Natural Language Generation

Natural Language Generation (NLG) is the area of Natural Language Processing that focusses on the construction of computer programs that produce text. This can be done for practical purposes (for example to perform data summarisation), or to simulate the human language production capability. 

Until recently, NLG was often regarded as the poor cousin of Natural Language Understanding. This started to change around 2010, when more and more researchers started to work on NLG. Since the Autumn of 2022, “generative AI” (e.g., prompt-diven models such as ChatGPT) is attracting huge attention, combining years of progress in NLG and other areas of NLP.

The Utrecht NLP has a strong tradition of work in, among others, the following areas of NLG.

1. Referring Expressions Generation. We construct and evaluate computer models that mimic human use of referring expressions. See Kees van Deemter’s book Computational Models of Referring for an overview, and see this paper by Fahime Same and others for one of our recent contributions.

2. Vision and Language Modelling.

3. Expressing logical information. A long tradition of work is engaged with constructing models that generate sentences from formulas of Mathematical Logic. As part of this tradition, Eduardo Calo’s PhD project (part of the NL4XAI project) is, given a logical formula, to verbalise the information contained in that formula (i.e., its truth conditions) with optimal clarity.

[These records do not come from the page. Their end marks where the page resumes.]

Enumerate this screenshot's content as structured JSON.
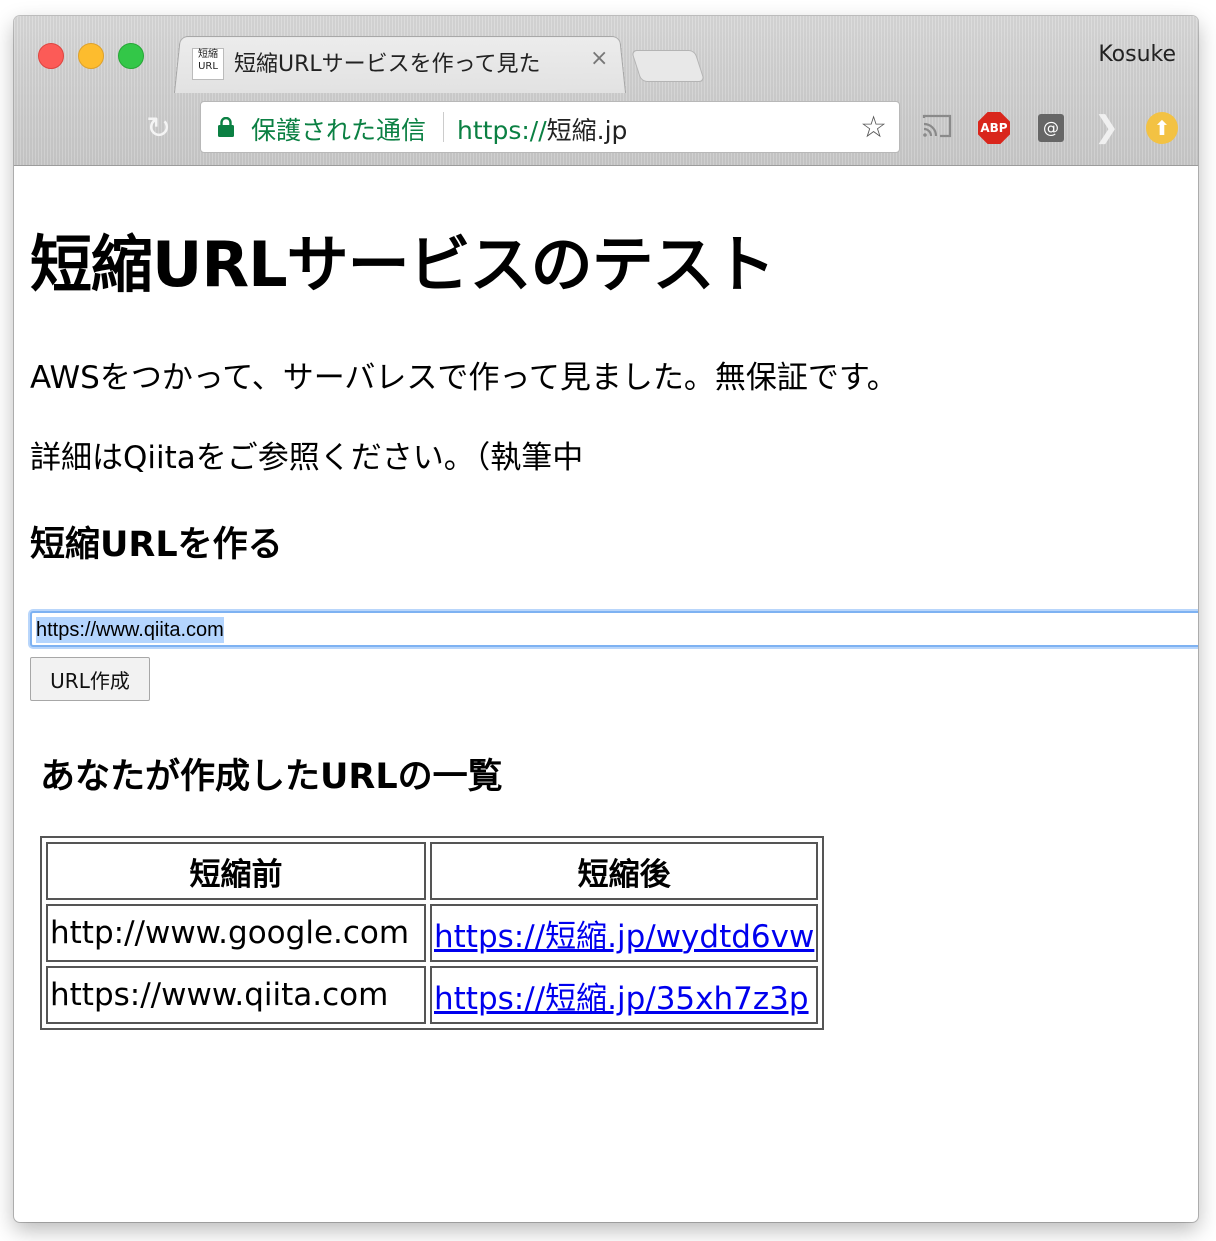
{
  "browser": {
    "tab_favicon_line1": "短縮",
    "tab_favicon_line2": "URL",
    "tab_title": "短縮URLサービスを作って見た",
    "tab_close": "×",
    "profile_name": "Kosuke",
    "secure_label": "保護された通信",
    "url_scheme": "https://",
    "url_host": "短縮.jp",
    "extensions": [
      "cast-icon",
      "adblock-plus-icon",
      "mail-at-icon",
      "arrow-extension-icon",
      "upload-extension-icon"
    ],
    "abp_label": "ABP",
    "at_label": "@"
  },
  "page": {
    "title": "短縮URLサービスのテスト",
    "intro": "AWSをつかって、サーバレスで作って見ました。無保証です。",
    "details": "詳細はQiitaをご参照ください。（執筆中",
    "create_heading": "短縮URLを作る",
    "input_value": "https://www.qiita.com",
    "create_button": "URL作成",
    "list_heading": "あなたが作成したURLの一覧",
    "table": {
      "headers": [
        "短縮前",
        "短縮後"
      ],
      "rows": [
        {
          "original": "http://www.google.com",
          "short": "https://短縮.jp/wydtd6vw"
        },
        {
          "original": "https://www.qiita.com",
          "short": "https://短縮.jp/35xh7z3p"
        }
      ]
    }
  },
  "colors": {
    "secure_green": "#0b8043",
    "link": "#0000ee",
    "focus_ring": "#7eb2f2"
  }
}
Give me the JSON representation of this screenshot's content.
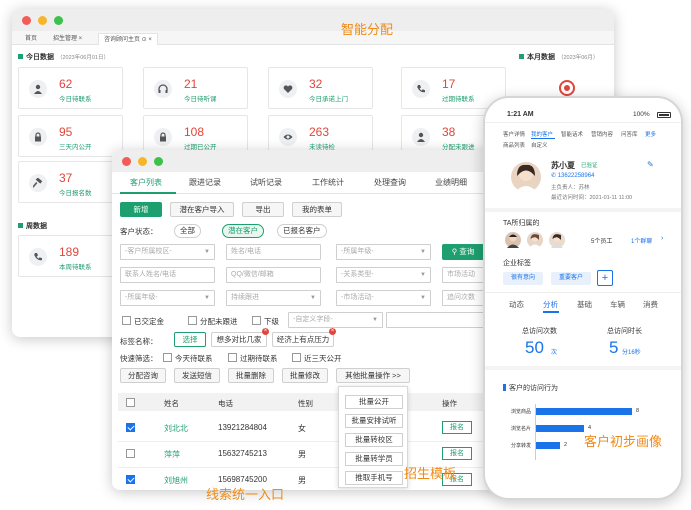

A related branch of our work investigates how human speakers use quantifiers and other logical constructs, as in this recent paper in the journal JAIR.

4. Multilinguality. Although much of our NLG work focusses on English, we also work on other languages, such as Maltese (by Albert Gatt), and Mandarin (see e.g. Guanyi Chen’s thesis).

5. Methological issues. We’re interested in methodological issues arising from NLG and other areas of NLP. A recent example is this Squib in the Computational Linguistics journal, which proposes a framework for assessing the explanatory power of NLP models. Another is Yupei Du’s  ACL paper on instability in neural models.